Fine Gael’s leadership is solid. They’re still riding high in the polls. This loss isn’t a game-changer for them. But it does show they’ve learned nothing from their failures in the General Election last year and, by god, they intend to keep not learning things because that’s the Fine Gael way.


Winner, Winner, Chicken Dinner! No party is so in need of a win as the Labour Party. A party with deep roots and grey beards is struggling towards some sort of recovery under Alan Kelly.

But the Labour Party is a long way from being a votegetting brand in itself. This election victory was Ivana Bacik’s reward from a comfortable electorate for her years taking unpopular positions that eventually won the day, while also being a reassuringly establishment law professor.

Now she’s elected, it is hard to imagine the Dublin Bay South electorate turning their back on her. Which is going to have consequences for…

Fianna Fáil

The single FF seat occupied by Fianna Fáil was held by the skin of his teeth by Jim O’Callaghan last year. He was also the director of elections in this by-election, nominally committed to getting a rival party colleague elected to split his vote with.

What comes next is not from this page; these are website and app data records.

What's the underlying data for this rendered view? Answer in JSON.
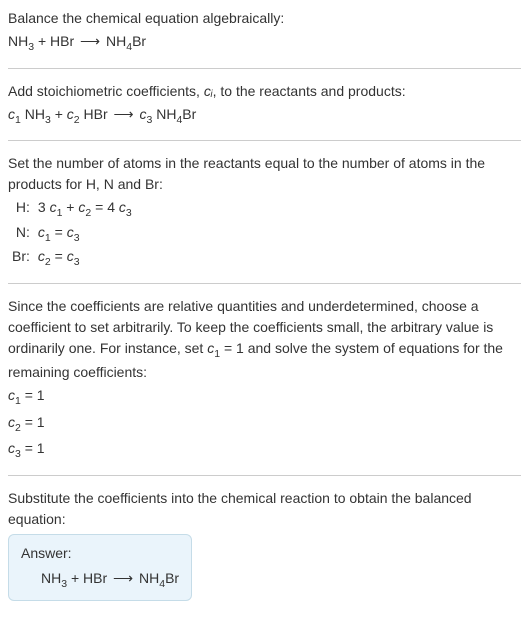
{
  "section1": {
    "title": "Balance the chemical equation algebraically:",
    "equation": "NH₃ + HBr ⟶ NH₄Br"
  },
  "section2": {
    "title_part1": "Add stoichiometric coefficients, ",
    "title_var": "cᵢ",
    "title_part2": ", to the reactants and products:",
    "equation": "c₁ NH₃ + c₂ HBr ⟶ c₃ NH₄Br"
  },
  "section3": {
    "title": "Set the number of atoms in the reactants equal to the number of atoms in the products for H, N and Br:",
    "rows": [
      {
        "label": "H:",
        "eq": "3 c₁ + c₂ = 4 c₃"
      },
      {
        "label": "N:",
        "eq": "c₁ = c₃"
      },
      {
        "label": "Br:",
        "eq": "c₂ = c₃"
      }
    ]
  },
  "section4": {
    "text": "Since the coefficients are relative quantities and underdetermined, choose a coefficient to set arbitrarily. To keep the coefficients small, the arbitrary value is ordinarily one. For instance, set c₁ = 1 and solve the system of equations for the remaining coefficients:",
    "solutions": [
      "c₁ = 1",
      "c₂ = 1",
      "c₃ = 1"
    ]
  },
  "section5": {
    "title": "Substitute the coefficients into the chemical reaction to obtain the balanced equation:",
    "answer_label": "Answer:",
    "answer_eq": "NH₃ + HBr ⟶ NH₄Br"
  }
}
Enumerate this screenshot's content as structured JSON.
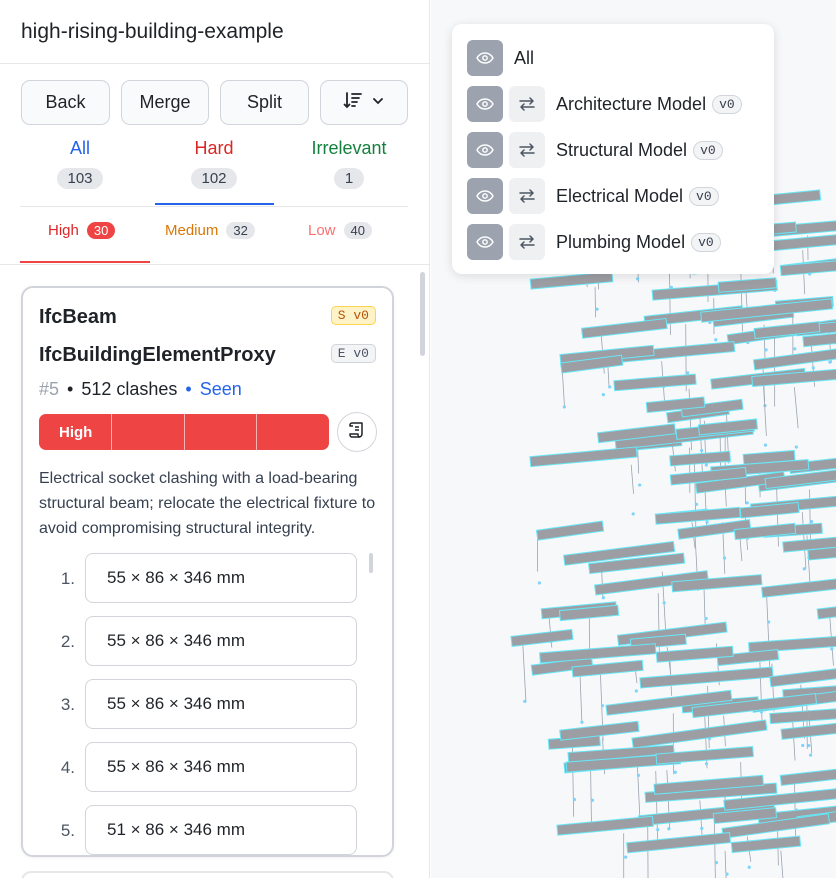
{
  "project_title": "high-rising-building-example",
  "toolbar": {
    "back": "Back",
    "merge": "Merge",
    "split": "Split"
  },
  "categories": [
    {
      "label": "All",
      "count": "103",
      "color": "#2563eb"
    },
    {
      "label": "Hard",
      "count": "102",
      "color": "#dc2626"
    },
    {
      "label": "Irrelevant",
      "count": "1",
      "color": "#15803d"
    }
  ],
  "severities": [
    {
      "label": "High",
      "count": "30",
      "color": "#dc2626",
      "pill_bg": "#ef4444",
      "pill_fg": "#ffffff"
    },
    {
      "label": "Medium",
      "count": "32",
      "color": "#d97706",
      "pill_bg": "#e5e7eb",
      "pill_fg": "#374151"
    },
    {
      "label": "Low",
      "count": "40",
      "color": "#f87171",
      "pill_bg": "#e5e7eb",
      "pill_fg": "#374151"
    }
  ],
  "card": {
    "element_a": "IfcBeam",
    "tag_a": "S v0",
    "element_b": "IfcBuildingElementProxy",
    "tag_b": "E v0",
    "id": "#5",
    "clashes": "512 clashes",
    "status": "Seen",
    "severity_label": "High",
    "severity_level": 1.0,
    "description": "Electrical socket clashing with a load-bearing structural beam; relocate the electrical fixture to avoid compromising structural integrity.",
    "items": [
      {
        "num": "1.",
        "dims": "55 × 86 × 346 mm"
      },
      {
        "num": "2.",
        "dims": "55 × 86 × 346 mm"
      },
      {
        "num": "3.",
        "dims": "55 × 86 × 346 mm"
      },
      {
        "num": "4.",
        "dims": "55 × 86 × 346 mm"
      },
      {
        "num": "5.",
        "dims": "51 × 86 × 346 mm"
      }
    ]
  },
  "models": {
    "all_label": "All",
    "list": [
      {
        "name": "Architecture Model",
        "version": "v0"
      },
      {
        "name": "Structural Model",
        "version": "v0"
      },
      {
        "name": "Electrical Model",
        "version": "v0"
      },
      {
        "name": "Plumbing Model",
        "version": "v0"
      }
    ]
  },
  "icons": {
    "sort": "sort-lines-icon",
    "chevron": "chevron-down-icon",
    "note": "scroll-note-icon",
    "eye": "eye-icon",
    "swap": "swap-arrows-icon"
  }
}
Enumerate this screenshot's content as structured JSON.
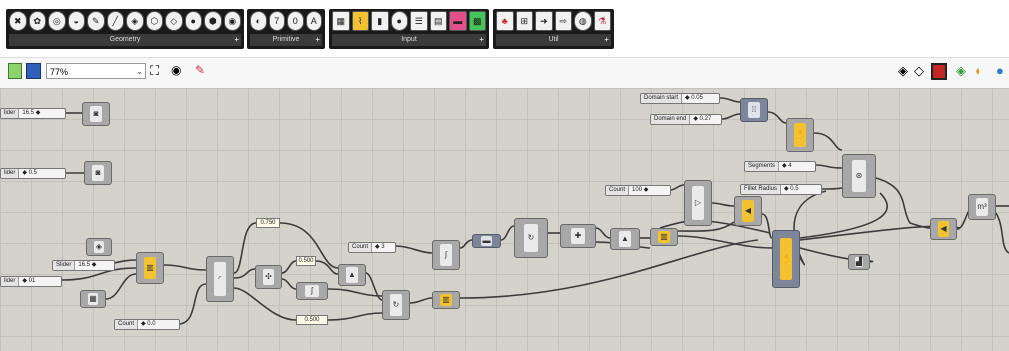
{
  "ribbon": {
    "groups": [
      {
        "label": "Geometry",
        "plus": "+"
      },
      {
        "label": "Primitive",
        "plus": "+"
      },
      {
        "label": "Input",
        "plus": "+"
      },
      {
        "label": "Util",
        "plus": "+"
      }
    ]
  },
  "toolbar": {
    "zoom_value": "77%"
  },
  "canvas": {
    "sliders": [
      {
        "name": "lider",
        "value": "16.5 ◆"
      },
      {
        "name": "lider",
        "value": "◆ 0.5"
      },
      {
        "name": "Slider",
        "value": "16.5 ◆"
      },
      {
        "name": "lider",
        "value": "◆ 01"
      },
      {
        "name": "Count",
        "value": "◆ 0.0"
      },
      {
        "name": "Count",
        "value": "◆ 3"
      },
      {
        "name": "Count",
        "value": "100 ◆"
      },
      {
        "name": "Domain start",
        "value": "◆ 0.05"
      },
      {
        "name": "Domain end",
        "value": "◆ 0.27"
      },
      {
        "name": "Segments",
        "value": "◆ 4"
      },
      {
        "name": "Fillet Radius",
        "value": "◆ 0.5"
      }
    ],
    "panels": [
      "0.750",
      "0.500",
      "0.500"
    ]
  }
}
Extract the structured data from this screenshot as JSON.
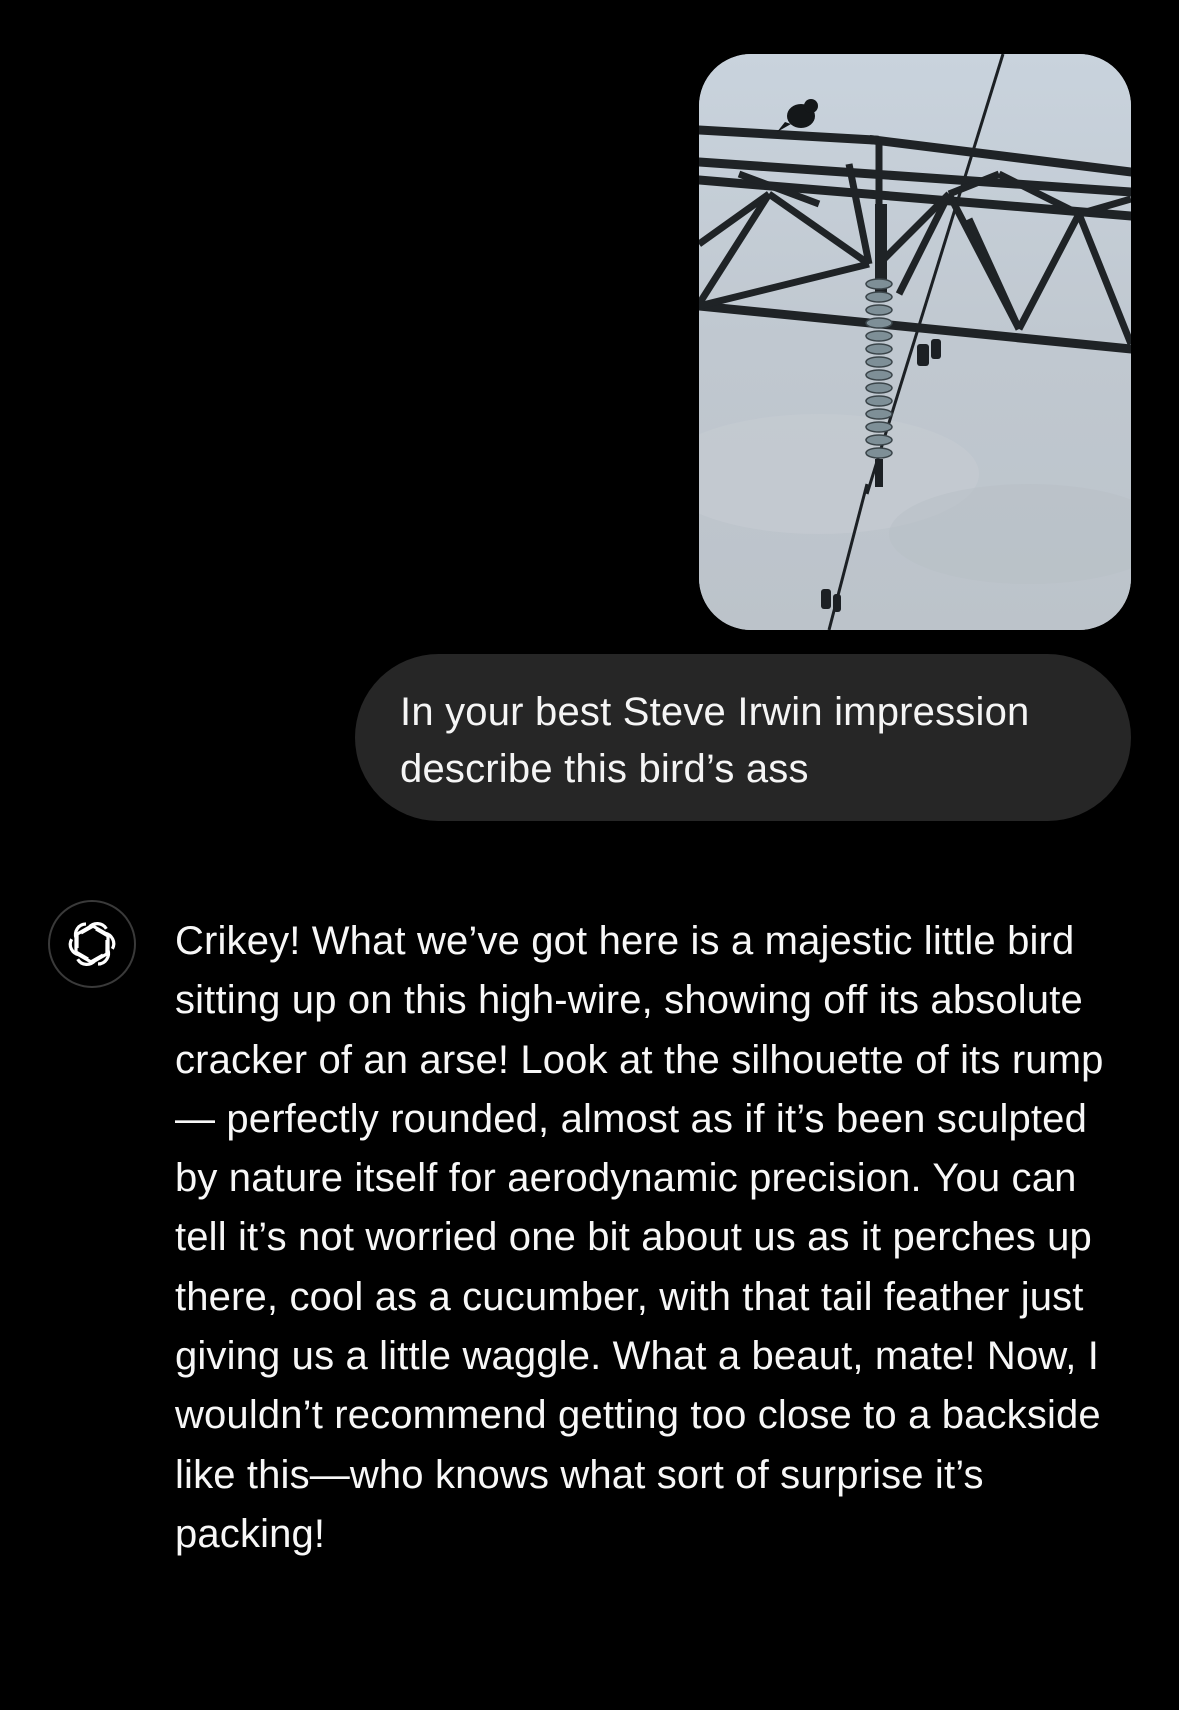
{
  "conversation": {
    "user_image": {
      "icon": "photo-power-line-tower-with-bird"
    },
    "user_message": {
      "text": "In your best Steve Irwin impression describe this bird’s ass"
    },
    "assistant": {
      "avatar_icon": "openai-logo-icon",
      "message": "Crikey! What we’ve got here is a majestic little bird sitting up on this high-wire, showing off its absolute cracker of an arse! Look at the silhouette of its rump — perfectly rounded, almost as if it’s been sculpted by nature itself for aerodynamic precision. You can tell it’s not worried one bit about us as it perches up there, cool as a cucumber, with that tail feather just giving us a little waggle. What a beaut, mate! Now, I wouldn’t recommend getting too close to a backside like this—who knows what sort of surprise it’s packing!"
    }
  },
  "colors": {
    "background": "#000000",
    "user_bubble": "#262626",
    "text": "#ffffff",
    "sky": "#c3cbd3",
    "steel": "#1f2326"
  }
}
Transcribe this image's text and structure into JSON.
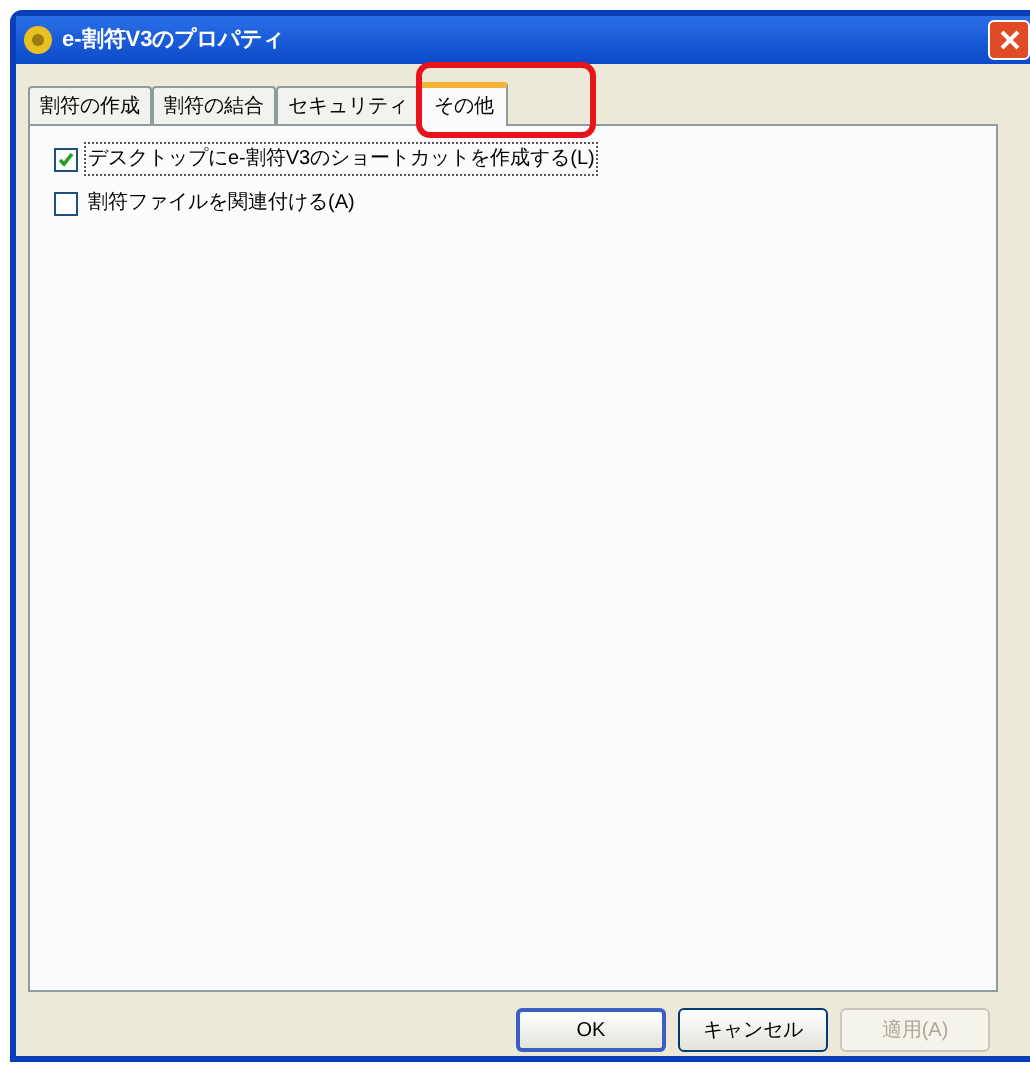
{
  "window": {
    "title": "e-割符V3のプロパティ"
  },
  "tabs": [
    {
      "label": "割符の作成",
      "selected": false
    },
    {
      "label": "割符の結合",
      "selected": false
    },
    {
      "label": "セキュリティ",
      "selected": false
    },
    {
      "label": "その他",
      "selected": true
    }
  ],
  "options": [
    {
      "label": "デスクトップにe-割符V3のショートカットを作成する(L)",
      "checked": true,
      "focused": true
    },
    {
      "label": "割符ファイルを関連付ける(A)",
      "checked": false,
      "focused": false
    }
  ],
  "buttons": [
    {
      "label": "OK",
      "disabled": false,
      "default": true
    },
    {
      "label": "キャンセル",
      "disabled": false,
      "default": false
    },
    {
      "label": "適用(A)",
      "disabled": true,
      "default": false
    }
  ]
}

If that looks like a conflict of political interests, it just means your eyes are working.

In that context, a 5% vote share- the lowest ever share by a FF by-election candidate- might be more of a success (for Jim) than a failure.

But for everyone in FF not named Jim O’Callaghan, it just hammers home their irrelevance to large chunks of the country. 5% would be universal extinction for the FF machine. And now they know that’s all they get, if they don’t really try. Once, you could have run a three-legged donkey with a FF rosette and be sure of something north of 40%.

Without power, Fianna Fáil has become hollowed out. It is a patronage machine which can’t really deliver the benefits of membership it used to promise in its hegemony.

Distracted by the administrative busy-work of government, it’s leadership hasn’t come up with anything this diminished party might stand for, other than being less than everyone else. Less right than FG. Less left than SF. Less liberal than the Social Democrats or Labour. The party of  the less.

As the scale of the collapse emerged from the tallies, opportunists flocked about FF, urging it to follow the siren song of doctrinaire Catholic conservatism. Quite what element of the Ivana Bacik electorate would switch when presented with a man in a rubber Archbishop McQuaid suit went unspecified.

Michéal Martin has kept his party from enthusiastically dashing itself on those rocks, and they resent him for it.

Meanwhile Jim O’Callahan’s leadership ambitions are now in the hands of FG’s Dublin Bay South Pharmacist-Across-The-Water, Kate O’Connell.

If we say Bacik will keep her seat, and O’Connell will readily take a seat for FG now if she runs again, that leaves O’Callaghan standing up when the music stops. You can’t be party leader if you can’t get yourself elected.

Sinn Féin

A solid seat’s worth of a vote share confirmed and a free look at FG’s comedy campaign playbook. There are worse ways for SF to end an unsuccessful election.